We care about technology-enhanced human systems. So we thought we would share regular thoughts and opinions about why we think they matter so much.
It’s a challenging time for charities. The demand is there – more so than ever thanks to the
cost-of-living crisis – but recruiters are struggling to fill positions. Could social recruiting be
A recent report lays bare the current problems in charity recruitment. Not enough suitably
skilled applicants and not enough applicants generally are two biggies. Then there’s
competition from other – and doubtless better-paying – employers. Another major issue? In
the survey, 47% of respondents said there was a lack of interest in the charity work needed.
There’s no quick fix, of course (if only life was that easy). But maybe recruiters could focus
some of their attention on trying to win over those ‘not interested’ folk.
In the World Economic Forum’s latest Future of Jobs Report a key message was that
organisations should ‘better articulate business purpose and impact’ to attract talent. In
other words, nail their Employee Value Proposition and show candidates why they’re a great company to work with.
So, might charities do more of that articulating? And might social media be the place to do
It’s certainly a good hunting ground for candidates.

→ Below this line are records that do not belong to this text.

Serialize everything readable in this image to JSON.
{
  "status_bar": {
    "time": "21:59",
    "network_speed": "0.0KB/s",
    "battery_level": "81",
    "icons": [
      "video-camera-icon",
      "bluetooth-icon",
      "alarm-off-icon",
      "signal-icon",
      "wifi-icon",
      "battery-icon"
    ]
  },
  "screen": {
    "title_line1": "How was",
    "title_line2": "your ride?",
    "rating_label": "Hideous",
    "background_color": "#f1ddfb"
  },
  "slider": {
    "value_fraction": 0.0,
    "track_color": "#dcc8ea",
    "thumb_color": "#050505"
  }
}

One recent study found that nearly 80%
of job seekers had used social media for job searching in the past year, and well over 70% had turned to social media to research prospective employers.
Using social recruitment makes good business sense, no?
Here at HARBOUR we understand the importance of using social media for recruitment. Our
Applicant Tracking System comes with social share functionality that lets employees share a
vacancy link on their own social media platforms. (The link tracks the vacancy and the
referrer, by the way.)
What better way to engage potential hires than have current employees say, ‘Hey, look,
here’s a job opportunity at my place. You’re going to LOVE working here. I do!’
Using employees is one way to leverage social media for hiring – getting the charity’s CEO
involved is another. We love this article on how charity chief execs connect with their
audience on social media The NSPCC’s Sir Peter Wanless tweeting about cricket and music? Gold!
Because that’s the thing about attracting those ‘not interested’ folk. They need more than
job adverts and news updates to convert them. Even an Employee Value Proposition will
only get an organisation so far if it’s not being used persuasively enough. What job seekers
want is to get up close and personal with a workplace, to see behind the scenes and to get
to know the people who work there. And social media is the perfect place to do it.
Of course, social recruiting isn’t a one-way street. A ‘post and go’ approach won’t engage
potential hires and keep them warm for when you need them. Social media experts agree
that regular, consistent engagement and interacting with followers is key to building
Sure, it’s a long game and recruiters will need to have a clearly defined social media strategy
if they want to see results. With the charity industry pretty much in crisis, we think it’s
worth a try. But that’s just us. Maybe you’re not interested…
Hit us up for details of our social share functionality – we’re here